For the collector, Frank Lloyd Wright leaves a wonderful legacy of works, from treatises, essays, and full texts discussing the nature of the city, the building, the house, and urban planning. Thanks to his highly-esteemed nature, they can be very sought after if in the right condition. A pleasing item to collect would perhaps be The Disappearing City, Frank Lloyd Wright’s treatise on his vision for the future: an agrarian society with people living in singular mansion-like house networks. A good first edition of this work (William Farquhar Parson, 1932) could be found for as little as $450, whilst a signed true first edition of the same would be worth as much as $1000 with a good dustjacket still in place.
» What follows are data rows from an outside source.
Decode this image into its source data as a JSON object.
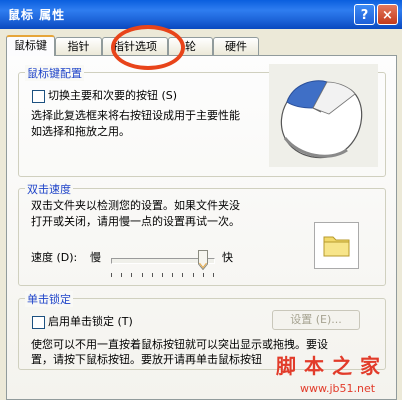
{
  "window": {
    "title": "鼠标 属性",
    "help_button": "?",
    "close_button": "×"
  },
  "tabs": [
    {
      "label": "鼠标键",
      "active": true
    },
    {
      "label": "指针",
      "active": false
    },
    {
      "label": "指针选项",
      "active": false
    },
    {
      "label": "轮",
      "active": false
    },
    {
      "label": "硬件",
      "active": false
    }
  ],
  "buttons_config": {
    "legend": "鼠标键配置",
    "swap_checkbox_label": "切换主要和次要的按钮 (S)",
    "swap_checked": false,
    "desc_line1": "选择此复选框来将右按钮设成用于主要性能",
    "desc_line2": "如选择和拖放之用。"
  },
  "double_click": {
    "legend": "双击速度",
    "desc_line1": "双击文件夹以检测您的设置。如果文件夹没",
    "desc_line2": "打开或关闭，请用慢一点的设置再试一次。",
    "speed_label": "速度 (D):",
    "slow_label": "慢",
    "fast_label": "快",
    "speed_level": 0.9
  },
  "click_lock": {
    "legend": "单击锁定",
    "checkbox_label": "启用单击锁定 (T)",
    "checked": false,
    "settings_button": "设置 (E)...",
    "desc_line1": "使您可以不用一直按着鼠标按钮就可以突出显示或拖拽。要设",
    "desc_line2": "置，请按下鼠标按钮。要放开请再单击鼠标按钮"
  },
  "watermark": {
    "brand": "脚本之家",
    "url": "www.jb51.net"
  },
  "colors": {
    "title_bar": "#0a5fde",
    "legend_text": "#1f44c9",
    "annotation_circle": "#e8441a",
    "watermark": "#e23b2a"
  }
}
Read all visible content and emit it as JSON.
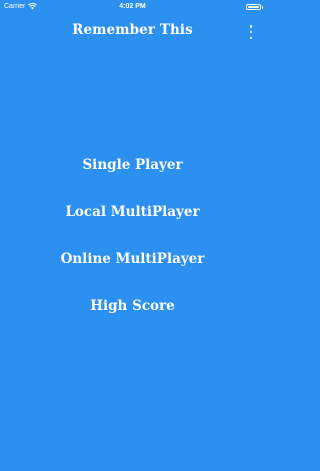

For the serious collector however, we would have to look at Wright’s work with Horizon Press towards the end of his life. The very attractive edition of The Living City (Horizon press, 1958) is a direct follow on from The Disappearing City and a signed true first edition can be worth between $1500-$2000.

Lloyd Wright, Frank. The Japanese Print, An Interpretation, Seymour (1912). Seymour (1912). 50 copies of the deluxe edition

Lloyd Wright, Frank. The Life Work of the American Architect Frank Lloyd Wright. C.A. Mees (1925). seven special numbers of the art magazine Wendingen

Lloyd Wright, Frank. Modern Architecture, Being the Kahn Lectures for 1930. Princeton University Press (1931).

Lloyd Wright, Frank. The Architectural Forum, January 1938. (1938).

Lloyd Wright, Frank. A Taliesin Square-Paper, A Nonpolitical Voice from our Democratic Minority. The Taliesin Press (1949).

Lloyd Wright, Frank. Taliesin Drawings, Recent Architecture of Frank Lloyd Wright Selected from His Drawings. Wittenborn, Schultz (1952). Sixth volume of the series "Problems of Contemporary Art."

Lloyd Wright, Frank. Drawings for a Living Architecture. Horizon Press (1959).

Lloyd Wright, Frank. Building Plans and Designs. Horizon Press (1963). 2600 copies

Lloyd Wright, Frank. The Japanese Print, An Interpretation Horizon Press (1967). Horion Press (1967). collection of Japanese Prints chosen by Frank Lloyd Wright

Lloyd Wright, Frank. Frank Lloyd Wright Selected Drawing Portfolio, Vol I-III. Horizon Press (1980). 700 copies; color reproductions of 50 Wright drawings

Lloyd Wright, Frank. Volume 12, In His Renderings, 1887-1959. ADA Edita (1984). all of Wright's perspective renderings during this period

Lloyd Wright, Frank. Volume 5, Frank Lloyd Wright Monograph: 1924-1936. ADA Edita (1985).